Surficial geology maps contain information on the distribution of surface sediments and landforms (the ground we live upon) and provide insights into their properties, shapes, and origins. The maps accommodate the increasing demand for geological information for infrastructure development, especially in northern Alberta.
This work is part of a long-term, regional, surficial mapping program aimed at supporting the mineral exploration and energy industry by providing baseline geological information across Alberta.
The program's objective is to complete the surficial geology mapping of Alberta and to complement studies such as thematic mapping, stratigraphic modelling, and reconstructing the long-term landscape evolution of Alberta.
A range of technological developments have recently been incorporated into the Surficial Mapping Project that build on traditional airphoto techniques.
A major advance has been the heads-up interpretation of high resolution digital elevation models (DEMs) generated from airborne Light Detection and Ranging (LiDAR) data.
LiDAR DEMs are becoming increasingly available in Alberta.
This technique offers several advantages over previously used airphoto-based methods because
- it can penetrate the vegetation canopy to reveal the shape of the bare-earth surface,
- the imagery can highlight subtle landforms by varying simulated sun directions in a process called hill shading,
- the vertical exaggeration can be varied in hill-shaded, 3-D perspective, and stereographic views, and
- it can be used with digital orthophoto drapes or satellite imagery to analyze both vegetation patterns and small-scale relief.
Multiple laser pulses reflect from the vegetation and the underlying bare-earth surface. The final return generates the ground surface elevation beneath the vegetation.

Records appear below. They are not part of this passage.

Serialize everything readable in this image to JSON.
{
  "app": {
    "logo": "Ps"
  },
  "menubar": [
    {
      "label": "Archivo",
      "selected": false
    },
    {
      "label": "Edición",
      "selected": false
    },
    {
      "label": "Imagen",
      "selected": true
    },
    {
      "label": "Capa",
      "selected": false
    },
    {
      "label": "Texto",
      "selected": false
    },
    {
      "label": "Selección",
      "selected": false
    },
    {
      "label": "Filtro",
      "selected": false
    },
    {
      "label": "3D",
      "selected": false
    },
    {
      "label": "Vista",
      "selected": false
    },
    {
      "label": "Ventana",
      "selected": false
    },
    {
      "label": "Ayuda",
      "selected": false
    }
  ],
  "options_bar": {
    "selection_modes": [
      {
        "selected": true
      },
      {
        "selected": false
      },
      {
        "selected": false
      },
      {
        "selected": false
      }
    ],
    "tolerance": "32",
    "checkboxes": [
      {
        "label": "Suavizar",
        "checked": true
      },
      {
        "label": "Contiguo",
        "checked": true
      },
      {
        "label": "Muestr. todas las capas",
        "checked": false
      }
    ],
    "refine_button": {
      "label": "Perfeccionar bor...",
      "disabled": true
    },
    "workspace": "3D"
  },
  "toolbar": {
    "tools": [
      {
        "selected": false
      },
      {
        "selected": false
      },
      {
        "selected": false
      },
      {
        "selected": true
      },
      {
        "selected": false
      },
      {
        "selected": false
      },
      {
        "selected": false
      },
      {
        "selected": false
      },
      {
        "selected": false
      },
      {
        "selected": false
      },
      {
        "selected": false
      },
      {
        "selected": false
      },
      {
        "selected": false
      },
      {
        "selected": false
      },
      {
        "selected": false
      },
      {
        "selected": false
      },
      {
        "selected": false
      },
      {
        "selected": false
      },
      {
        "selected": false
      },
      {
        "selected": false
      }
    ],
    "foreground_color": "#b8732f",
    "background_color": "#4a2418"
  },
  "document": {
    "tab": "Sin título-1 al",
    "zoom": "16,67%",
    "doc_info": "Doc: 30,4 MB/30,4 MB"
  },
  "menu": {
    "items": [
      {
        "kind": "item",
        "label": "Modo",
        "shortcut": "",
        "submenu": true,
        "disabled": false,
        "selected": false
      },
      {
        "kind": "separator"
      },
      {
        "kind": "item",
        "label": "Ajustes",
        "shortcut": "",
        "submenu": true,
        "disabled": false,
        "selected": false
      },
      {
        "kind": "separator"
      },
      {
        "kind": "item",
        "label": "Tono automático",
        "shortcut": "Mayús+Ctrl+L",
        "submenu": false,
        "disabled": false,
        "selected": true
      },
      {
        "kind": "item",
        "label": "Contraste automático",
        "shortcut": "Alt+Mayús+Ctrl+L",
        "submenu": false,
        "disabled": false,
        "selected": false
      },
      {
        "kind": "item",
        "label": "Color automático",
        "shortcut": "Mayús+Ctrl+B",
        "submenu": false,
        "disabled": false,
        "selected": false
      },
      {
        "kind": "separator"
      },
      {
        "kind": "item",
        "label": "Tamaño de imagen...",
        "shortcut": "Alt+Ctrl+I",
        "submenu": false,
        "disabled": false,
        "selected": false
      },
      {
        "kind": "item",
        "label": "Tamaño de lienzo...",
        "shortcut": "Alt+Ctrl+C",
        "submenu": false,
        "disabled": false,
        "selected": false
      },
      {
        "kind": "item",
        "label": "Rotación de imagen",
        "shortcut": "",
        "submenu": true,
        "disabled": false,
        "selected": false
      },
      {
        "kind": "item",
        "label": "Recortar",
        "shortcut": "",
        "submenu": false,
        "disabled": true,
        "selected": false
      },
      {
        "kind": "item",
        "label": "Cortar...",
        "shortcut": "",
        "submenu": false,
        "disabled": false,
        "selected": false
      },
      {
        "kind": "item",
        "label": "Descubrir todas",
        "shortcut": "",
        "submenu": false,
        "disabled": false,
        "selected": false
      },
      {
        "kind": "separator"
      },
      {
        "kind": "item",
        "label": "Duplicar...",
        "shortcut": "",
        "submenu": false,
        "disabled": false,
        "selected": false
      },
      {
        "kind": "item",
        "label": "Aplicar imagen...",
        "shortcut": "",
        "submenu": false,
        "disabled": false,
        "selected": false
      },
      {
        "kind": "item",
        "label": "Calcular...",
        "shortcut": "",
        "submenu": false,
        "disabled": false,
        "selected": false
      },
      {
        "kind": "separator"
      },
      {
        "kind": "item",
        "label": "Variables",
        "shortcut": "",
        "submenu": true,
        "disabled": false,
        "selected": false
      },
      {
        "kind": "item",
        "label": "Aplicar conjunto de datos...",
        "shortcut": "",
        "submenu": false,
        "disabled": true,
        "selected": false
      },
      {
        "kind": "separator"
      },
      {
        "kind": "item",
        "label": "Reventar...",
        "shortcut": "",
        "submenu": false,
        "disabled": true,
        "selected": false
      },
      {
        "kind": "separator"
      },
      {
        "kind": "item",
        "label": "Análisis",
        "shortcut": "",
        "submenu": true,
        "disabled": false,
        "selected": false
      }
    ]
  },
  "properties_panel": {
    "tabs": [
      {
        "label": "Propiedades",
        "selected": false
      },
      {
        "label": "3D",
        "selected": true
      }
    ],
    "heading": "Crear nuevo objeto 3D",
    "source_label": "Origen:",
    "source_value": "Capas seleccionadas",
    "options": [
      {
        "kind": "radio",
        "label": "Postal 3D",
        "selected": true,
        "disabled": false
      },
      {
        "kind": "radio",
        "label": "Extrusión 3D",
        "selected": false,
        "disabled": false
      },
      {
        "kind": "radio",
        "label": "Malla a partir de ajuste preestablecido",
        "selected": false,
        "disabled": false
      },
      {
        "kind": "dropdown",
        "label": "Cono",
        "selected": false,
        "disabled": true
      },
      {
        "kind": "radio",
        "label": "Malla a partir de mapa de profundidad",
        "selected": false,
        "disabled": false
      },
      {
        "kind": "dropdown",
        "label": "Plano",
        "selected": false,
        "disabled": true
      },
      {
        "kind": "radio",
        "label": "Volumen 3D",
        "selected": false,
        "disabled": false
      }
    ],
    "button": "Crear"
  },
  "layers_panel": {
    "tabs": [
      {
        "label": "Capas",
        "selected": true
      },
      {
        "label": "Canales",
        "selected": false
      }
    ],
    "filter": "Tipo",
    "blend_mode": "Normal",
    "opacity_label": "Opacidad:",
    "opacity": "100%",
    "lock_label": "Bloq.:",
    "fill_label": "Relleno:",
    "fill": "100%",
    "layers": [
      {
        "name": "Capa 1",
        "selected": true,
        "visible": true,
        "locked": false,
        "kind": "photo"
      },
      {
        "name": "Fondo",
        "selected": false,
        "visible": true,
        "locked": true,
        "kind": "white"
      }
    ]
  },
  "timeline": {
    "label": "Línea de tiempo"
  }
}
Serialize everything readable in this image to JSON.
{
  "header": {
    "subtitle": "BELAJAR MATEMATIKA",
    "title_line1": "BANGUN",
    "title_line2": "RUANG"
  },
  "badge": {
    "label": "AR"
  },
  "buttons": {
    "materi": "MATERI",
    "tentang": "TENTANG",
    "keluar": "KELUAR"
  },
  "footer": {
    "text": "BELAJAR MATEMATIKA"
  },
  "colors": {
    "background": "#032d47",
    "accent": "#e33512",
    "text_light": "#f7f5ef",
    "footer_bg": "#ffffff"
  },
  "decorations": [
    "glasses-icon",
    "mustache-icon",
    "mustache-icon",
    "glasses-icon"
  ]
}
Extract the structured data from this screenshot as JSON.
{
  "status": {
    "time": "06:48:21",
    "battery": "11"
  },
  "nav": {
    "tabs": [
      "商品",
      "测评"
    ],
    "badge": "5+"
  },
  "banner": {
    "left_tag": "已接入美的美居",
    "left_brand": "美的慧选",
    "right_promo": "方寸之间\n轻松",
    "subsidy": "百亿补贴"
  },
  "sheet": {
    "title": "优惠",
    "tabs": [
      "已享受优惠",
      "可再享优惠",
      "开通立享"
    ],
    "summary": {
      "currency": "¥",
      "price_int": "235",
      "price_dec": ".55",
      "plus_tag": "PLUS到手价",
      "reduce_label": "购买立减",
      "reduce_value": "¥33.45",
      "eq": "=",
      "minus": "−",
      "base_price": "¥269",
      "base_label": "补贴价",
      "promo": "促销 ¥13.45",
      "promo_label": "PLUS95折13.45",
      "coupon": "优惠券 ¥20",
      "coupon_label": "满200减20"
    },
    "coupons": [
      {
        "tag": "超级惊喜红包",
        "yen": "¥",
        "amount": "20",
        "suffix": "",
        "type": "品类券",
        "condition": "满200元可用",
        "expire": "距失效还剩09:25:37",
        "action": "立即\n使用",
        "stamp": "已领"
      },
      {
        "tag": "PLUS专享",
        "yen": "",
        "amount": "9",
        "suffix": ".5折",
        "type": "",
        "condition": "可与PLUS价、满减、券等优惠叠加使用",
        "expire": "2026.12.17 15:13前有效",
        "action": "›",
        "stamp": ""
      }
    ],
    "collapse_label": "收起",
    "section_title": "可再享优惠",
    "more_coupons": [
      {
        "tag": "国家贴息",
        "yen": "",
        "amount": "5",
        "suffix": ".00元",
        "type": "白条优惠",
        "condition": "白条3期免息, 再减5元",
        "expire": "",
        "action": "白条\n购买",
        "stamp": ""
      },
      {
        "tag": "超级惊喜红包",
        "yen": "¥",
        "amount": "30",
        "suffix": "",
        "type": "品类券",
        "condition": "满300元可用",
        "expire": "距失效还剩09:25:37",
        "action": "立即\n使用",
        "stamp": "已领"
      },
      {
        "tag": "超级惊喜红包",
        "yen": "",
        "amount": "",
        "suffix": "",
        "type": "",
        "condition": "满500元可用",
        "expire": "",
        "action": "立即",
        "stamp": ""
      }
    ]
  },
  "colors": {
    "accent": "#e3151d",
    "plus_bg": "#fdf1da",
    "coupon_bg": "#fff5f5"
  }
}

Recently published surficial geology maps are based on this new mapping technique that allows the geologist to map from multiple layers of remote sensing information to highlight different characteristics of the sediments and their associated landforms.
Even in areas in dense vegetation, LiDAR’s ability to detect the land-surface elevation enables the geologist to ‘see through’ the forest canopy and identify landforms that are not visible using traditional methods.
Other products of surficial mapping include;